Many British businesses are giving up trading before being formally forced into insolvency as they face a worsening economy and banks reluctant to provide them with the funding they need to stay afloat, research published today suggests.
The number of companies entering liquidation isset to reach its highest level in 16 years according to the research, by accountancy firm Wilkins Kennedy.
The number of businesses ceasing to trade in the year to March 31 2009 is expected to reach 23,713, according to the firm, which analysed data from Companies House. This would be a 17 per cent rise on the previous year and the highest since 1992-93, when the UK economy began to emerge from the last recession and liquidations, which tend to peak towards the end of a slowdown, reached 28,700.
The data also shows that there were many more company liquidations, where a company stops trading, than insolvencies.
“The number of liquidations is running at nearly five times the rate of company insolvencies, which shows that far more companies are closing down than the official insolvency figures reveal,” Keith Stevens, insolvency partner at Wilkins Kennedy, said. “We are seeing an increasing number of companies choosing to throw in the towel and cease trading early rather than hanging on until the bitter end and waiting until they are insolvent.”
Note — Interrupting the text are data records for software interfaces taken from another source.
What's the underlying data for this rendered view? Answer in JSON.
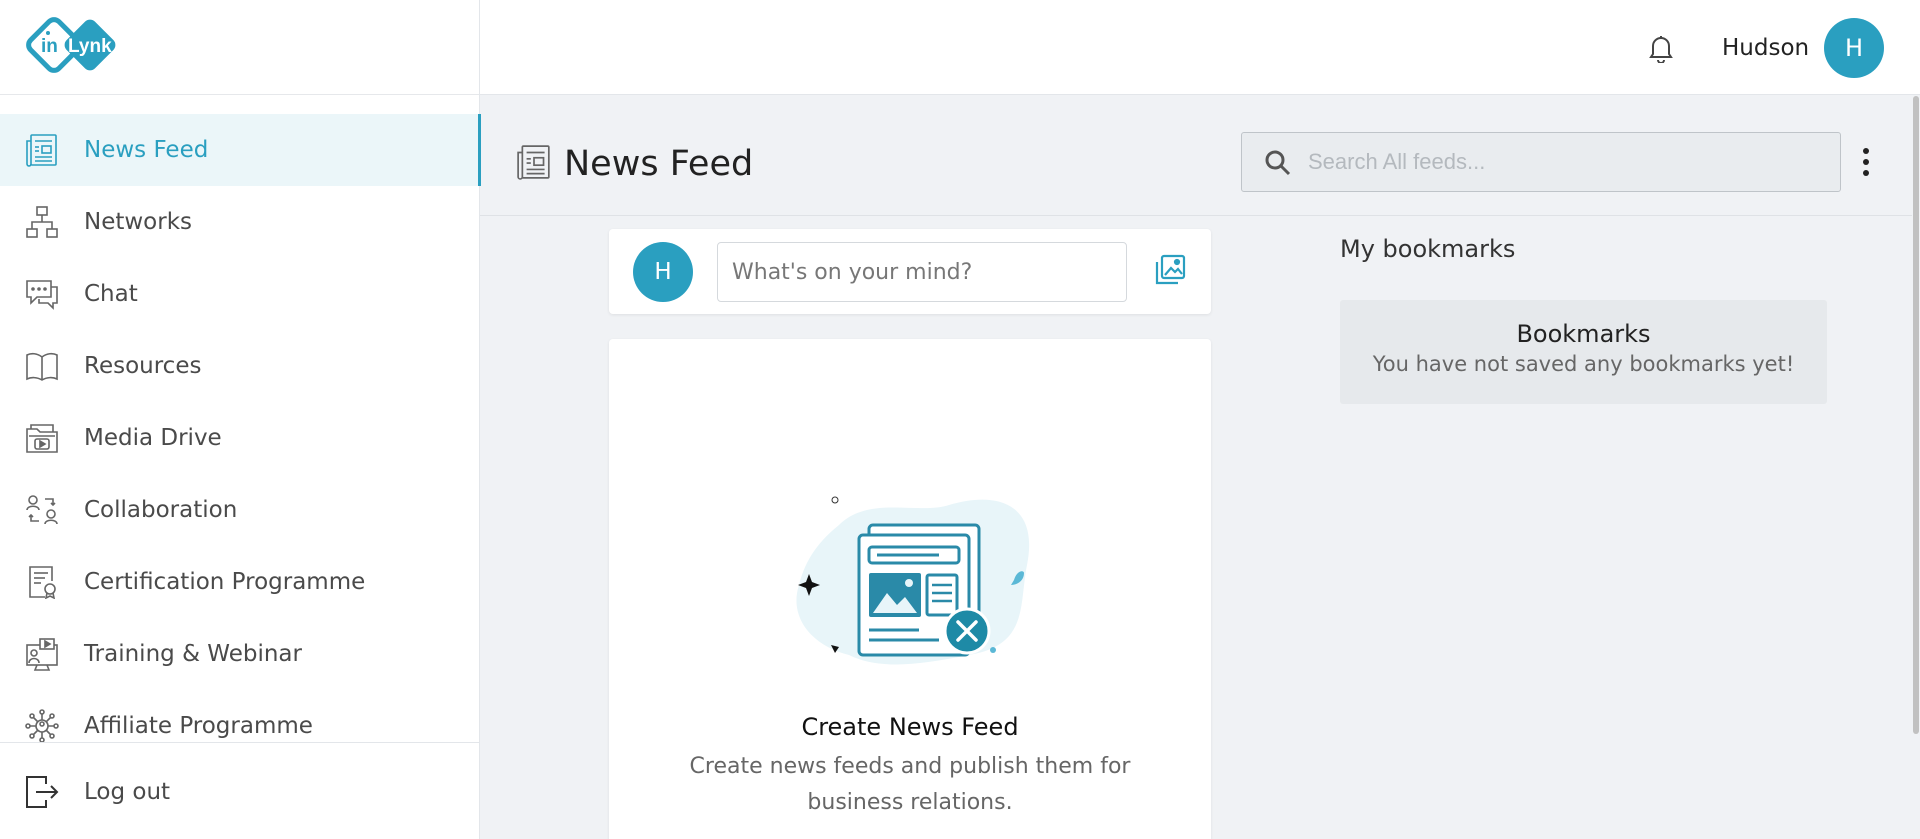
{
  "app": {
    "logo_text_left": "in",
    "logo_text_right": "Lynk"
  },
  "sidebar": {
    "items": [
      {
        "label": "News Feed",
        "icon": "news-icon",
        "active": true
      },
      {
        "label": "Networks",
        "icon": "network-icon"
      },
      {
        "label": "Chat",
        "icon": "chat-icon"
      },
      {
        "label": "Resources",
        "icon": "book-icon"
      },
      {
        "label": "Media Drive",
        "icon": "media-drive-icon"
      },
      {
        "label": "Collaboration",
        "icon": "collaboration-icon"
      },
      {
        "label": "Certification Programme",
        "icon": "certificate-icon"
      },
      {
        "label": "Training & Webinar",
        "icon": "webinar-icon"
      },
      {
        "label": "Affiliate Programme",
        "icon": "affiliate-icon"
      }
    ],
    "logout_label": "Log out"
  },
  "topbar": {
    "username": "Hudson",
    "avatar_initial": "H"
  },
  "header": {
    "title": "News Feed",
    "search_placeholder": "Search All feeds..."
  },
  "composer": {
    "avatar_initial": "H",
    "placeholder": "What's on your mind?"
  },
  "empty_state": {
    "title": "Create News Feed",
    "description": "Create news feeds and publish them for business relations."
  },
  "bookmarks": {
    "heading": "My bookmarks",
    "box_title": "Bookmarks",
    "box_text": "You have not saved any bookmarks yet!"
  },
  "colors": {
    "accent": "#2a9fc0",
    "active_bg": "#ebf6f9",
    "page_bg": "#f0f2f5"
  }
}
Wilkins Kennedy warned that some liquidations were happening because lenders are refusing to extend credit to businesses that are otherwise trading profitably.
Mr Stevens added: “Falling demand and the reluctance of lenders to extend credit are having a major impact on the ability of companies to continue trading.”
Construction and property service companies accounted for over a third of all UK corporate insolvencies at the end of last year, Wilkins Kennedy said.